Nothing but the pictures gets dropped; retype every entry exactly.

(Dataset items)
╭──

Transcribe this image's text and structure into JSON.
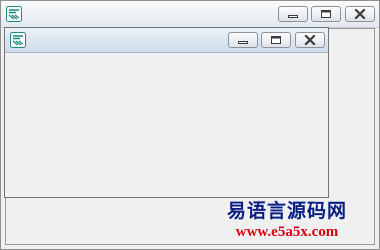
{
  "outer_window": {
    "title": "",
    "controls": {
      "minimize": "minimize-icon",
      "maximize": "maximize-icon",
      "close": "close-icon"
    }
  },
  "inner_window": {
    "title": "",
    "controls": {
      "minimize": "minimize-icon",
      "maximize": "maximize-icon",
      "close": "close-icon"
    }
  },
  "watermark": {
    "chinese": "易语言源码网",
    "url": "www.e5a5x.com"
  },
  "colors": {
    "watermark_chinese": "#0a1f86",
    "watermark_url": "#d8000f",
    "app_icon": "#1d8a80"
  }
}
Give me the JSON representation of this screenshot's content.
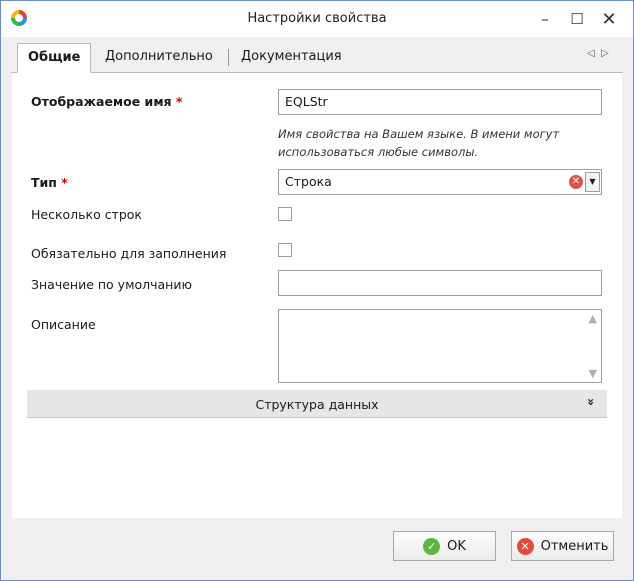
{
  "window": {
    "title": "Настройки свойства",
    "icon": "app-logo-icon",
    "minimize_glyph": "–",
    "maximize_glyph": "☐",
    "close_glyph": "✕"
  },
  "tabs": [
    {
      "label": "Общие",
      "active": true
    },
    {
      "label": "Дополнительно",
      "active": false
    },
    {
      "label": "Документация",
      "active": false
    }
  ],
  "tab_nav": {
    "prev_glyph": "◁",
    "next_glyph": "▷"
  },
  "form": {
    "display_name": {
      "label": "Отображаемое имя",
      "required_mark": "*",
      "value": "EQLStr"
    },
    "hint_line1": "Имя свойства на Вашем языке. В имени могут",
    "hint_line2": "использоваться любые символы.",
    "type": {
      "label": "Тип",
      "required_mark": "*",
      "value": "Строка",
      "clear_glyph": "✕",
      "dropdown_glyph": "▼"
    },
    "multiline": {
      "label": "Несколько строк",
      "checked": false
    },
    "mandatory": {
      "label": "Обязательно для заполнения",
      "checked": false
    },
    "default_value": {
      "label": "Значение по умолчанию",
      "value": ""
    },
    "description": {
      "label": "Описание",
      "value": ""
    },
    "scroll_up_glyph": "▲",
    "scroll_down_glyph": "▼"
  },
  "section": {
    "label": "Структура данных",
    "chevron_glyph": "»"
  },
  "buttons": {
    "ok": {
      "label": "OK",
      "icon_glyph": "✓"
    },
    "cancel": {
      "label": "Отменить",
      "icon_glyph": "✕"
    }
  },
  "colors": {
    "frame_border": "#6b8fbf",
    "required": "#d40000",
    "ok_icon": "#5fb341",
    "cancel_icon": "#e04a3f"
  }
}
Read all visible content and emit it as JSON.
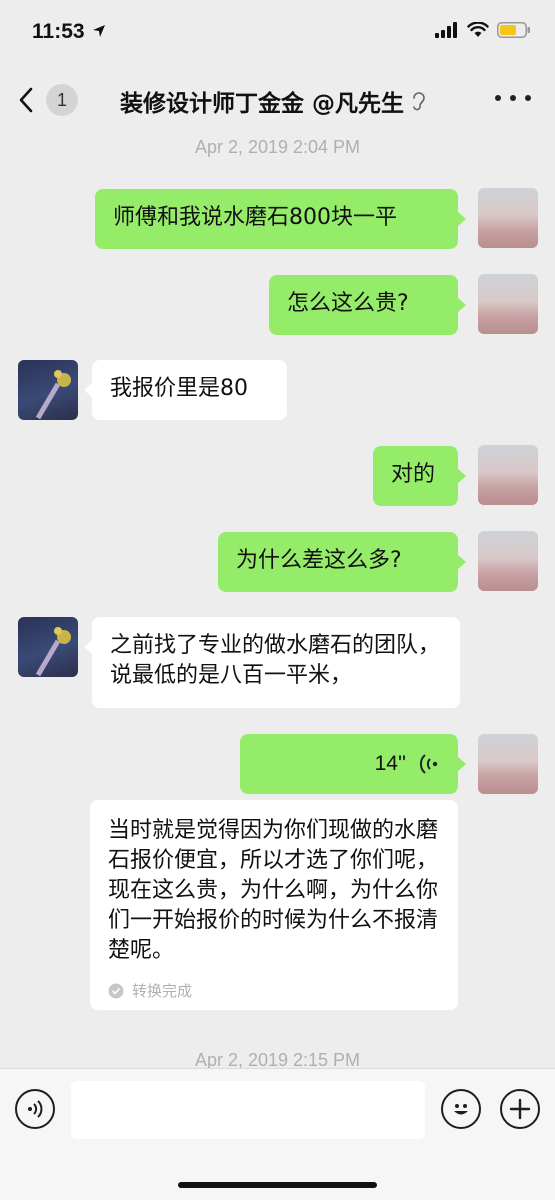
{
  "status_bar": {
    "time": "11:53"
  },
  "header": {
    "back_count": "1",
    "title": "装修设计师丁金金 @凡先生"
  },
  "timestamps": [
    "Apr 2, 2019 2:04 PM",
    "Apr 2, 2019 2:15 PM"
  ],
  "messages": [
    {
      "sender": "me",
      "text": "师傅和我说水磨石800块一平"
    },
    {
      "sender": "me",
      "text": "怎么这么贵?"
    },
    {
      "sender": "other",
      "text": "我报价里是80"
    },
    {
      "sender": "me",
      "text": "对的"
    },
    {
      "sender": "me",
      "text": "为什么差这么多?"
    },
    {
      "sender": "other",
      "text": "之前找了专业的做水磨石的团队，说最低的是八百一平米，"
    }
  ],
  "voice_message": {
    "duration": "14''",
    "transcript": "当时就是觉得因为你们现做的水磨石报价便宜，所以才选了你们呢，现在这么贵，为什么啊，为什么你们一开始报价的时候为什么不报清楚呢。",
    "transcript_status": "转换完成"
  },
  "colors": {
    "sent_bubble": "#95ec69",
    "received_bubble": "#ffffff",
    "background": "#ededed"
  },
  "icons": [
    "navigation-arrow-icon",
    "signal-icon",
    "wifi-icon",
    "battery-icon",
    "back-chevron-icon",
    "ear-icon",
    "more-icon",
    "voice-wave-icon",
    "check-circle-icon",
    "voice-input-icon",
    "emoji-icon",
    "plus-icon"
  ]
}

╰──

TASK RESULT:
Transcribe this image's text and structure into JSON.
{
  "outer_window": {
    "title": "",
    "controls": {
      "minimize": "minimize-icon",
      "maximize": "maximize-icon",
      "close": "close-icon"
    }
  },
  "inner_window": {
    "title": "",
    "controls": {
      "minimize": "minimize-icon",
      "maximize": "maximize-icon",
      "close": "close-icon"
    }
  },
  "watermark": {
    "chinese": "易语言源码网",
    "url": "www.e5a5x.com"
  },
  "colors": {
    "watermark_chinese": "#0a1f86",
    "watermark_url": "#d8000f",
    "app_icon": "#1d8a80"
  }
}
Give me the JSON representation of this screenshot's content.
{
  "window": {
    "title": "Настройки свойства",
    "icon": "app-logo-icon",
    "minimize_glyph": "–",
    "maximize_glyph": "☐",
    "close_glyph": "✕"
  },
  "tabs": [
    {
      "label": "Общие",
      "active": true
    },
    {
      "label": "Дополнительно",
      "active": false
    },
    {
      "label": "Документация",
      "active": false
    }
  ],
  "tab_nav": {
    "prev_glyph": "◁",
    "next_glyph": "▷"
  },
  "form": {
    "display_name": {
      "label": "Отображаемое имя",
      "required_mark": "*",
      "value": "EQLStr"
    },
    "hint_line1": "Имя свойства на Вашем языке. В имени могут",
    "hint_line2": "использоваться любые символы.",
    "type": {
      "label": "Тип",
      "required_mark": "*",
      "value": "Строка",
      "clear_glyph": "✕",
      "dropdown_glyph": "▼"
    },
    "multiline": {
      "label": "Несколько строк",
      "checked": false
    },
    "mandatory": {
      "label": "Обязательно для заполнения",
      "checked": false
    },
    "default_value": {
      "label": "Значение по умолчанию",
      "value": ""
    },
    "description": {
      "label": "Описание",
      "value": ""
    },
    "scroll_up_glyph": "▲",
    "scroll_down_glyph": "▼"
  },
  "section": {
    "label": "Структура данных",
    "chevron_glyph": "»"
  },
  "buttons": {
    "ok": {
      "label": "OK",
      "icon_glyph": "✓"
    },
    "cancel": {
      "label": "Отменить",
      "icon_glyph": "✕"
    }
  },
  "colors": {
    "frame_border": "#6b8fbf",
    "required": "#d40000",
    "ok_icon": "#5fb341",
    "cancel_icon": "#e04a3f"
  }
}
Read all visible content and emit it as JSON.
{
  "status_bar": {
    "time": "11:53"
  },
  "header": {
    "back_count": "1",
    "title": "装修设计师丁金金 @凡先生"
  },
  "timestamps": [
    "Apr 2, 2019 2:04 PM",
    "Apr 2, 2019 2:15 PM"
  ],
  "messages": [
    {
      "sender": "me",
      "text": "师傅和我说水磨石800块一平"
    },
    {
      "sender": "me",
      "text": "怎么这么贵?"
    },
    {
      "sender": "other",
      "text": "我报价里是80"
    },
    {
      "sender": "me",
      "text": "对的"
    },
    {
      "sender": "me",
      "text": "为什么差这么多?"
    },
    {
      "sender": "other",
      "text": "之前找了专业的做水磨石的团队，说最低的是八百一平米，"
    }
  ],
  "voice_message": {
    "duration": "14''",
    "transcript": "当时就是觉得因为你们现做的水磨石报价便宜，所以才选了你们呢，现在这么贵，为什么啊，为什么你们一开始报价的时候为什么不报清楚呢。",
    "transcript_status": "转换完成"
  },
  "colors": {
    "sent_bubble": "#95ec69",
    "received_bubble": "#ffffff",
    "background": "#ededed"
  },
  "icons": [
    "navigation-arrow-icon",
    "signal-icon",
    "wifi-icon",
    "battery-icon",
    "back-chevron-icon",
    "ear-icon",
    "more-icon",
    "voice-wave-icon",
    "check-circle-icon",
    "voice-input-icon",
    "emoji-icon",
    "plus-icon"
  ]
}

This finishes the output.